Cathy Reback, PhD1

1Senior Research Scientist, Friends Research Institute, Inc.

Journal MTM 3:1S:8, 2014

DOI: 10.7309/jmtm.3.1S.6

Abstract

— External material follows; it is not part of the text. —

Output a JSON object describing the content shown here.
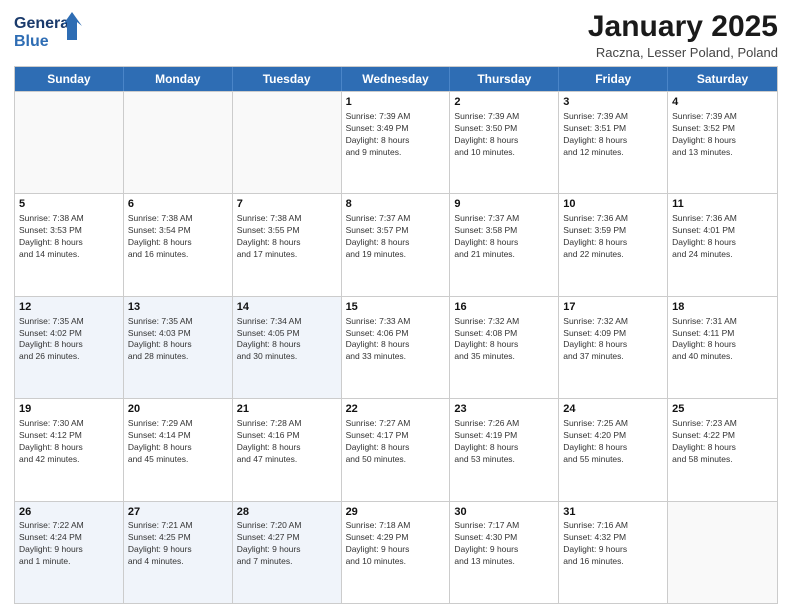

Methamphetamine use among MSM is deeply integrated into socio-sexual networks including physical risk venues such as circuit parties, sex clubs, and bathhouses and digital spaces such as cell phone applications, websites, and digital chat rooms to “hook up” for sex. Thus, methamphetamine use is highly associated with HIV infection due specifically to concomitant high-risk sexual behaviors that occur while using the drug. Text-messaging is a feasible and sustainable approach for targeting high-risk, methamphetamine-using MSM; particularly, those who fail to attend face-to-face or site-based interventions. A real-time text-messaging intervention capitalizes on a communication channel to which this population will attend at the exact time they are most likely to make high-risk sexual decisions. In the Stage I (N = 52) open label pilot study there were significant decreases in frequency of methamphetamine use and unprotected sex while on methamphetamine (both p < .01), and a significant increase in self-reported abstinence from methamphetamine use (13.3% vs. 48.9%; p < .001) from baseline to follow-up. Additionally, participants reported reductions of unprotected anal intercourse with HIV-positive partners (p < .01); with HIV-negative partners, participants reported fewer insertive and receptive episodes (both p < .05). The Stage II randomized controlled trial, which will begin enrollment in February 2014, will assess the impact of the theory-based text-messaging intervention on reductions in methamphetamine use and HIV sexual risk behavior and, for the HIV-infected participants, simultaneously increases in HIV antiretroviral treatment/adherence, and determine the cost effectiveness of the text-messaging intervention. Participants will receive text messages that are personally tailored to fit their risk profile. Participants will be randomized into one of three conditions: Group 1: culturally relevant theory-based text messages interactively transmitted by peer health educators; or, Group 2: the same culturally relevant theory-based text messages transmitted by automation; or, Group 3: assessment-only control with no theoretically based text messages.